A flashback shows Abel Joshua Mathan (Dileep) returning to his village Thankamany in Idukki district on the ‘Highlight’ bus (originally, Elite), after three years in Abu Dhabi. An altercation between the bus operators and the college students sets the stage for the conflicts to follow.

Dileep and Manoj K. Jayan as the antagonist Mani Peter do justice to their roles. The supporting cast of Pranitha Subhash, Neeta Pillai and others, too, complement the lead characters well.

Music, too, plays an important role. The background score by William Francis and cinematography by Manoj Pillai deserve a special mention. While the music highlights the tension in each scene, the production design unit does a great job at reproducing the late 1980s.

Thankamani focuses on the tragic incident, sometimes at the cost of ignoring the fringe incidents that are related to it. It paints a distressing picture of a village that did not get justice. But it suffers from predictability and cliches, which spoil the experience.

P.G. Viswambharan’s 1987 Malayalam film Itha Samayamayi, too, was based on this incident. Both the films have done a commendable job to keep it as close to the truth as possible.

Film: Thankamani
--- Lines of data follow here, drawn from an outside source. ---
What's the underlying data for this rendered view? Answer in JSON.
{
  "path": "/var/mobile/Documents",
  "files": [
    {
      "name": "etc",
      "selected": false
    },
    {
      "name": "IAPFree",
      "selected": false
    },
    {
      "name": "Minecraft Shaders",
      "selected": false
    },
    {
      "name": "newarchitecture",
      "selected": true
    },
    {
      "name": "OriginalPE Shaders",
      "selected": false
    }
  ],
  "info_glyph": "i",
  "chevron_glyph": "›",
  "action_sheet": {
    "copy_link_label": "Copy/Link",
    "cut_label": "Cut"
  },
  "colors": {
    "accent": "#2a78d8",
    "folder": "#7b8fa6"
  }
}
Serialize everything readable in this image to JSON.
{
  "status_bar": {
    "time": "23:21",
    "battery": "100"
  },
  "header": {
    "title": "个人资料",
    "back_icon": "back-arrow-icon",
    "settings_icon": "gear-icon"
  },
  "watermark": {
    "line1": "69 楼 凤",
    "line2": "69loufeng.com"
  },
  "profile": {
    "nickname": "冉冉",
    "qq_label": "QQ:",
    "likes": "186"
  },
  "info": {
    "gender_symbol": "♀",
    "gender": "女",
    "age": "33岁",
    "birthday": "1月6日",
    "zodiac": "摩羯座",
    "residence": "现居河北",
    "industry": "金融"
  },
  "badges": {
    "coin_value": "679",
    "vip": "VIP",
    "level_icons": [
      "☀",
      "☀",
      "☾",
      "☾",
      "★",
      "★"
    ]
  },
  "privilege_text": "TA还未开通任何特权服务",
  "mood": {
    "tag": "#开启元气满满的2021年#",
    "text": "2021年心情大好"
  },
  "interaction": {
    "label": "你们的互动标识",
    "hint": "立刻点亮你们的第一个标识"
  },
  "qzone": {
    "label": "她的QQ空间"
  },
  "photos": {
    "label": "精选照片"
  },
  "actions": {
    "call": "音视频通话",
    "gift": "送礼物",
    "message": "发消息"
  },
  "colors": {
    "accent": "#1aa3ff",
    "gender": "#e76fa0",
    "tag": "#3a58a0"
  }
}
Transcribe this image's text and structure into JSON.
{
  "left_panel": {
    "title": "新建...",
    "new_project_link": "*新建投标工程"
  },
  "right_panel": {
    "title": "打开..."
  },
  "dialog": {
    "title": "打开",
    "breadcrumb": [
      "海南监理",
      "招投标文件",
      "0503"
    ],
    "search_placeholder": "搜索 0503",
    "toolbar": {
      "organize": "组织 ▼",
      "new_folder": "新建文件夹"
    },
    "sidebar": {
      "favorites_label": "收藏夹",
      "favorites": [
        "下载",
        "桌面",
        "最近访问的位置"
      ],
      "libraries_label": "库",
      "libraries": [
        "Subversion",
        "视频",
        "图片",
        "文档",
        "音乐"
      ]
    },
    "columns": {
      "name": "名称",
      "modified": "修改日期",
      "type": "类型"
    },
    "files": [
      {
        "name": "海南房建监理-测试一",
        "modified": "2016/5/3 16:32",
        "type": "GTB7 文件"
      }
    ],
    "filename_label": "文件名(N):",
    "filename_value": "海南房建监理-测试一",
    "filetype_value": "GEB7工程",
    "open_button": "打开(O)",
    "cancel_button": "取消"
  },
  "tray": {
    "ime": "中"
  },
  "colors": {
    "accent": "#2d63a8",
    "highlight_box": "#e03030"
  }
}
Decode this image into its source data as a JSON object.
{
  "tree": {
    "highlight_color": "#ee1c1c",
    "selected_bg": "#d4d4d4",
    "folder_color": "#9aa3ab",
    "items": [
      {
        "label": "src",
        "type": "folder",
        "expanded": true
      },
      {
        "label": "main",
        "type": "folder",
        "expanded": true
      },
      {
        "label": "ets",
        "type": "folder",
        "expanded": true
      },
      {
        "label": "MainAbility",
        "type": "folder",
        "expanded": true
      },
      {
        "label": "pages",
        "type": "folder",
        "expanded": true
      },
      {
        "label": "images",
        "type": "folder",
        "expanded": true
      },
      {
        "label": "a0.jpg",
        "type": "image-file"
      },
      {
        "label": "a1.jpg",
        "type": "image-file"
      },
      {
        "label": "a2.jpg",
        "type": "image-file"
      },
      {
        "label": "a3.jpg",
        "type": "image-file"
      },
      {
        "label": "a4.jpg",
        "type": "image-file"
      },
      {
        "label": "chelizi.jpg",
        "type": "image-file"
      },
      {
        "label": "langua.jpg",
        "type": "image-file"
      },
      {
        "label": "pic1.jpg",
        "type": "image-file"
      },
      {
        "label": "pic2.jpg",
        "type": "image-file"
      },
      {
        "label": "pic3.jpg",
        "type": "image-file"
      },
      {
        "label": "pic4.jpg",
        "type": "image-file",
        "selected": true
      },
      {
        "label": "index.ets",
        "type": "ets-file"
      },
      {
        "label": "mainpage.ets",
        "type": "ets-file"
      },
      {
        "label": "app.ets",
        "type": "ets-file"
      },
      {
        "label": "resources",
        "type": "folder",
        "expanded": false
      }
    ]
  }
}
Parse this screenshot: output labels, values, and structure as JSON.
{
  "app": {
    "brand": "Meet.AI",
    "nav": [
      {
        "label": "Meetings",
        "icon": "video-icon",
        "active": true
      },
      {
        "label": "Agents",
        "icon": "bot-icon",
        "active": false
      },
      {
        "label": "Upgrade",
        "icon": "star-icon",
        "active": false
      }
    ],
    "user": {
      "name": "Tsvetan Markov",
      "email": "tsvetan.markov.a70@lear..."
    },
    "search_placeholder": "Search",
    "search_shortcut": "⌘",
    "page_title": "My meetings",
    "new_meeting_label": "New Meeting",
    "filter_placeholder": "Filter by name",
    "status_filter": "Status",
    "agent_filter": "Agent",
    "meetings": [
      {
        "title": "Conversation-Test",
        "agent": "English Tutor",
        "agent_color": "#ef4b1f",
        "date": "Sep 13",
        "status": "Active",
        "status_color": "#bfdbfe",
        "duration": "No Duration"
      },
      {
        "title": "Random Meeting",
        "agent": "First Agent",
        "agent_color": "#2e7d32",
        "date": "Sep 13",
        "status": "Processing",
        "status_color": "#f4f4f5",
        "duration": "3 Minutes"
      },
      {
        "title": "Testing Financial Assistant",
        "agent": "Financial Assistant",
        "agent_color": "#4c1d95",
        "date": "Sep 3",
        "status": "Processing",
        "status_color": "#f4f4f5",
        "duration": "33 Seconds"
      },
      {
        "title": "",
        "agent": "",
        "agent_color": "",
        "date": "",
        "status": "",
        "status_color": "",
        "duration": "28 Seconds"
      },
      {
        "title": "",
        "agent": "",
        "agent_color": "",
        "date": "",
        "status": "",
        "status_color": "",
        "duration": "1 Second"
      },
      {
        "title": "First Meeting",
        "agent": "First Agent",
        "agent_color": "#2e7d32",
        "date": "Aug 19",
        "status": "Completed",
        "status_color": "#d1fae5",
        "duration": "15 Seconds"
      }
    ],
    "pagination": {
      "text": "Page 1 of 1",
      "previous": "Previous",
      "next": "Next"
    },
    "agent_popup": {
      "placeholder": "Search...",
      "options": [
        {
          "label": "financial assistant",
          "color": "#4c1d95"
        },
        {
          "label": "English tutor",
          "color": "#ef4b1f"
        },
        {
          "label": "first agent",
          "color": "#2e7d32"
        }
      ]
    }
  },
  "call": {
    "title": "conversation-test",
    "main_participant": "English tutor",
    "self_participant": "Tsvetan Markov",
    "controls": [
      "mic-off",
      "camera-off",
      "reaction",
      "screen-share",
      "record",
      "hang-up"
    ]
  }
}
Director: Ratheesh Raghunandan

Cast: Dileep, Neeta Pillai, Pranitha Subhash and others

Rating: 2.5/5